**WHAT YOU HAVE TO DO**. How many lines of these entries hold the string "Details"? Reply with the number alone.

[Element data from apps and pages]
* * *

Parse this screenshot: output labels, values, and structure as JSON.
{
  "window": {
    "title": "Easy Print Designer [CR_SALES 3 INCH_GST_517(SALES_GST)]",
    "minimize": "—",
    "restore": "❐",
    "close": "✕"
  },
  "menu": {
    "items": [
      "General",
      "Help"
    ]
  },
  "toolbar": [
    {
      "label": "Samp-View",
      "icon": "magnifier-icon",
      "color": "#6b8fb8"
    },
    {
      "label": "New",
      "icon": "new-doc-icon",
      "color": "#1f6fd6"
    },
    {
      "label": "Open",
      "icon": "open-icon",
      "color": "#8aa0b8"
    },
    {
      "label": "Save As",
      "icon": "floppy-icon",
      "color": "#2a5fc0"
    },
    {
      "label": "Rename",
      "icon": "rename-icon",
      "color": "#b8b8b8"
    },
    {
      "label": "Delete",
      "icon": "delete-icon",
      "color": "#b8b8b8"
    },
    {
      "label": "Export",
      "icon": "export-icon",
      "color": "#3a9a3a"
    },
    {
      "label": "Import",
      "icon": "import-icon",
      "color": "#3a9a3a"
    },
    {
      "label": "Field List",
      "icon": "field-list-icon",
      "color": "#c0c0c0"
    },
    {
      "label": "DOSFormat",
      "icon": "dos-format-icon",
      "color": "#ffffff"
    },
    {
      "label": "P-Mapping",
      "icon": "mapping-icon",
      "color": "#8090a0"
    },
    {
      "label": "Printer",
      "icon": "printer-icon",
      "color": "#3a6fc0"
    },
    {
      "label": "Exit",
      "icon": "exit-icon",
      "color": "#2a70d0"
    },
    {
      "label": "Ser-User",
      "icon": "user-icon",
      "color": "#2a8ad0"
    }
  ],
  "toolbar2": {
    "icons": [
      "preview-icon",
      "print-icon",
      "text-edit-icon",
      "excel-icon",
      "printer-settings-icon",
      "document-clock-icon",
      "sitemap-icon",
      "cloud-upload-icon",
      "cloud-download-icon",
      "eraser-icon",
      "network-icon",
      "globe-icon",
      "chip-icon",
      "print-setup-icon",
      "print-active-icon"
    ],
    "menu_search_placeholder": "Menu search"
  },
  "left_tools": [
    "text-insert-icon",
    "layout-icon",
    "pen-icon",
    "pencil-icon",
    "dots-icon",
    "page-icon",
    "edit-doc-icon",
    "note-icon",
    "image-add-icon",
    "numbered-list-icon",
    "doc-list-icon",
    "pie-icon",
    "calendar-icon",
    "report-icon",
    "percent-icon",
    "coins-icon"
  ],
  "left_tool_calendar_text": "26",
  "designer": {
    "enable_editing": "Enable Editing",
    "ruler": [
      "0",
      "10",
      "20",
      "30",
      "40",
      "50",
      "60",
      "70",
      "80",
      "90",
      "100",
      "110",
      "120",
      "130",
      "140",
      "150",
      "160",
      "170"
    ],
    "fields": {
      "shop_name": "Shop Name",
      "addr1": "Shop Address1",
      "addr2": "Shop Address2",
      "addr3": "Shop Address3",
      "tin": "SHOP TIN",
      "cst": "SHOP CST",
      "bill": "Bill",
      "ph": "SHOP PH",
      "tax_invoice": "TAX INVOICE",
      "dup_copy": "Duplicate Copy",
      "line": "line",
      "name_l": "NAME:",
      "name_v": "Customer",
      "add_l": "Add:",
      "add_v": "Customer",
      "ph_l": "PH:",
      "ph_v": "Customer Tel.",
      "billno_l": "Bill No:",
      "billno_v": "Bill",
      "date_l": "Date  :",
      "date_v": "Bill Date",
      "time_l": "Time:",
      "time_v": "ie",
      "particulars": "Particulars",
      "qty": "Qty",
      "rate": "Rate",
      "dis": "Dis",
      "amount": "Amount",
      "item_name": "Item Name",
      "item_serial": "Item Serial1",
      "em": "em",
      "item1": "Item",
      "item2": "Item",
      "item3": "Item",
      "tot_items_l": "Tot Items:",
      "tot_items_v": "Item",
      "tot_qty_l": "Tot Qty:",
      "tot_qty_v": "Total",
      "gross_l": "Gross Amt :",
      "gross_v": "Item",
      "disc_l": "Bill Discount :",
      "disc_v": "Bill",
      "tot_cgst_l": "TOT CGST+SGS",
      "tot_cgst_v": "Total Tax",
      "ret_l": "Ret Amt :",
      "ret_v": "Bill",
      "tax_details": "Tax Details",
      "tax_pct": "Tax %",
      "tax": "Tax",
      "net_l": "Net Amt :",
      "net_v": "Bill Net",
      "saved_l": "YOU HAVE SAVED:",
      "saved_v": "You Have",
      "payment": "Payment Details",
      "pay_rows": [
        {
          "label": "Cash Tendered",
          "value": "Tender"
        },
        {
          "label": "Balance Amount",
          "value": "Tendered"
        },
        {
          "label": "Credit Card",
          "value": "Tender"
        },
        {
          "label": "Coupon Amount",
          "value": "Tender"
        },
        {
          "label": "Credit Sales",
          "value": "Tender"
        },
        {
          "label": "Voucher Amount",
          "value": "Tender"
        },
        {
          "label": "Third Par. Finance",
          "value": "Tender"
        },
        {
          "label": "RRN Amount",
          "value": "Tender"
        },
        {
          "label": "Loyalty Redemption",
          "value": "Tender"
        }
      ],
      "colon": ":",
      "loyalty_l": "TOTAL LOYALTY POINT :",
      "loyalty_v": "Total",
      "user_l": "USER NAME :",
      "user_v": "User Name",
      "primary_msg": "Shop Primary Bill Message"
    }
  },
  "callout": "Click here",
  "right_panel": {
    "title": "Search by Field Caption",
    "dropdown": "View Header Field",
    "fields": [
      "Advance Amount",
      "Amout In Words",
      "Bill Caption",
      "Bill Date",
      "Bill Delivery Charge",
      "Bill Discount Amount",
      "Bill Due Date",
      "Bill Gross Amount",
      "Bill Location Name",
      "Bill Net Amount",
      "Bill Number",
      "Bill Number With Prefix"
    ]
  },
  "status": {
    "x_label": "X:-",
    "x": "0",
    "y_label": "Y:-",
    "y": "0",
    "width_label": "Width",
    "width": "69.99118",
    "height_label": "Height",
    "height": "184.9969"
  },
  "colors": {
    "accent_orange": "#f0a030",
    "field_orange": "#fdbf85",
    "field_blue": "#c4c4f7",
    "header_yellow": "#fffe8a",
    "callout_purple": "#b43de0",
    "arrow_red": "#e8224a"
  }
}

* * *

**ANSWER TO THIS PROBLEM**. 2